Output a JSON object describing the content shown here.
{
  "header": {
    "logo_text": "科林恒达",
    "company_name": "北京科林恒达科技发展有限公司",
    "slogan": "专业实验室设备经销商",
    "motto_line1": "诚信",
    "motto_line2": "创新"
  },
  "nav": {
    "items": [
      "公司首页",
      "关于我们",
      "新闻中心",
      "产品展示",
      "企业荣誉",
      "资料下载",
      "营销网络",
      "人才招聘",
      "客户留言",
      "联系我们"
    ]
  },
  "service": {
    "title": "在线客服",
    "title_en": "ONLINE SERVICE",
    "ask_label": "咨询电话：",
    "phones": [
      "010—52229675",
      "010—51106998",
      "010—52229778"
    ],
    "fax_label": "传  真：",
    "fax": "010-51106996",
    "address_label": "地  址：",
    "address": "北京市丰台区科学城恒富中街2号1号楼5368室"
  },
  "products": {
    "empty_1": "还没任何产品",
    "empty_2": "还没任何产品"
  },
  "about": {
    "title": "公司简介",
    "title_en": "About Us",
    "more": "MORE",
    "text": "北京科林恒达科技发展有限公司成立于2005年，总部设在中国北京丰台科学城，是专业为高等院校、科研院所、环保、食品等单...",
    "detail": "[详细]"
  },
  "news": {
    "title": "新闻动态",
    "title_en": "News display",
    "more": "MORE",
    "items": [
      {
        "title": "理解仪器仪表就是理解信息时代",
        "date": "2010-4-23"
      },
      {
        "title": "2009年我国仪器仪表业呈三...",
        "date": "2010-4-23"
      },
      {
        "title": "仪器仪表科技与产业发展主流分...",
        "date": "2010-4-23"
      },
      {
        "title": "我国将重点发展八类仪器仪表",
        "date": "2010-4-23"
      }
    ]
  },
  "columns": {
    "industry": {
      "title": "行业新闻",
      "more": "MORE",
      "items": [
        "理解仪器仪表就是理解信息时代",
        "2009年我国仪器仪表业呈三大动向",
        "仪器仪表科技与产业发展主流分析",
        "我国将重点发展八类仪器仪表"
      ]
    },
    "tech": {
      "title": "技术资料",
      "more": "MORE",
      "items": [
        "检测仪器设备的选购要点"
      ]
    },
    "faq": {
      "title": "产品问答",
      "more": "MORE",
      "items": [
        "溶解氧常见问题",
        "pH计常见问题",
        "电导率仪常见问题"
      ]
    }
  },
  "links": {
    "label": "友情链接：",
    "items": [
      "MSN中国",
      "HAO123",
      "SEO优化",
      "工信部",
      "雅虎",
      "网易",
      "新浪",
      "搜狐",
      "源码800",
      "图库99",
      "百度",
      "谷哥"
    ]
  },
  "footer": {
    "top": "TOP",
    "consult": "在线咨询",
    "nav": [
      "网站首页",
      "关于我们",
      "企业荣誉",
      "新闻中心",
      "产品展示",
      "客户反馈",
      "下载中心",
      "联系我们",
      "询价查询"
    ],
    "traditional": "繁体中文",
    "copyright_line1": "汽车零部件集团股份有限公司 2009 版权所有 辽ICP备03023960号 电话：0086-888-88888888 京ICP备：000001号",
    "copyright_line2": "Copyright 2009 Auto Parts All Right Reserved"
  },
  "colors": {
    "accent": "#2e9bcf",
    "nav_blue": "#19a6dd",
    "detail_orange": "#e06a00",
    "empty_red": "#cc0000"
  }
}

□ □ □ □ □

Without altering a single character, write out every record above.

Output a JSON object describing the content shown here.
{
  "header": {
    "logo_text": "科林恒达",
    "company_name": "北京科林恒达科技发展有限公司",
    "slogan": "专业实验室设备经销商",
    "motto_line1": "诚信",
    "motto_line2": "创新"
  },
  "nav": {
    "items": [
      "公司首页",
      "关于我们",
      "新闻中心",
      "产品展示",
      "企业荣誉",
      "资料下载",
      "营销网络",
      "人才招聘",
      "客户留言",
      "联系我们"
    ]
  },
  "service": {
    "title": "在线客服",
    "title_en": "ONLINE SERVICE",
    "ask_label": "咨询电话：",
    "phones": [
      "010—52229675",
      "010—51106998",
      "010—52229778"
    ],
    "fax_label": "传  真：",
    "fax": "010-51106996",
    "address_label": "地  址：",
    "address": "北京市丰台区科学城恒富中街2号1号楼5368室"
  },
  "products": {
    "empty_1": "还没任何产品",
    "empty_2": "还没任何产品"
  },
  "about": {
    "title": "公司简介",
    "title_en": "About Us",
    "more": "MORE",
    "text": "北京科林恒达科技发展有限公司成立于2005年，总部设在中国北京丰台科学城，是专业为高等院校、科研院所、环保、食品等单...",
    "detail": "[详细]"
  },
  "news": {
    "title": "新闻动态",
    "title_en": "News display",
    "more": "MORE",
    "items": [
      {
        "title": "理解仪器仪表就是理解信息时代",
        "date": "2010-4-23"
      },
      {
        "title": "2009年我国仪器仪表业呈三...",
        "date": "2010-4-23"
      },
      {
        "title": "仪器仪表科技与产业发展主流分...",
        "date": "2010-4-23"
      },
      {
        "title": "我国将重点发展八类仪器仪表",
        "date": "2010-4-23"
      }
    ]
  },
  "columns": {
    "industry": {
      "title": "行业新闻",
      "more": "MORE",
      "items": [
        "理解仪器仪表就是理解信息时代",
        "2009年我国仪器仪表业呈三大动向",
        "仪器仪表科技与产业发展主流分析",
        "我国将重点发展八类仪器仪表"
      ]
    },
    "tech": {
      "title": "技术资料",
      "more": "MORE",
      "items": [
        "检测仪器设备的选购要点"
      ]
    },
    "faq": {
      "title": "产品问答",
      "more": "MORE",
      "items": [
        "溶解氧常见问题",
        "pH计常见问题",
        "电导率仪常见问题"
      ]
    }
  },
  "links": {
    "label": "友情链接：",
    "items": [
      "MSN中国",
      "HAO123",
      "SEO优化",
      "工信部",
      "雅虎",
      "网易",
      "新浪",
      "搜狐",
      "源码800",
      "图库99",
      "百度",
      "谷哥"
    ]
  },
  "footer": {
    "top": "TOP",
    "consult": "在线咨询",
    "nav": [
      "网站首页",
      "关于我们",
      "企业荣誉",
      "新闻中心",
      "产品展示",
      "客户反馈",
      "下载中心",
      "联系我们",
      "询价查询"
    ],
    "traditional": "繁体中文",
    "copyright_line1": "汽车零部件集团股份有限公司 2009 版权所有 辽ICP备03023960号 电话：0086-888-88888888 京ICP备：000001号",
    "copyright_line2": "Copyright 2009 Auto Parts All Right Reserved"
  },
  "colors": {
    "accent": "#2e9bcf",
    "nav_blue": "#19a6dd",
    "detail_orange": "#e06a00",
    "empty_red": "#cc0000"
  }
}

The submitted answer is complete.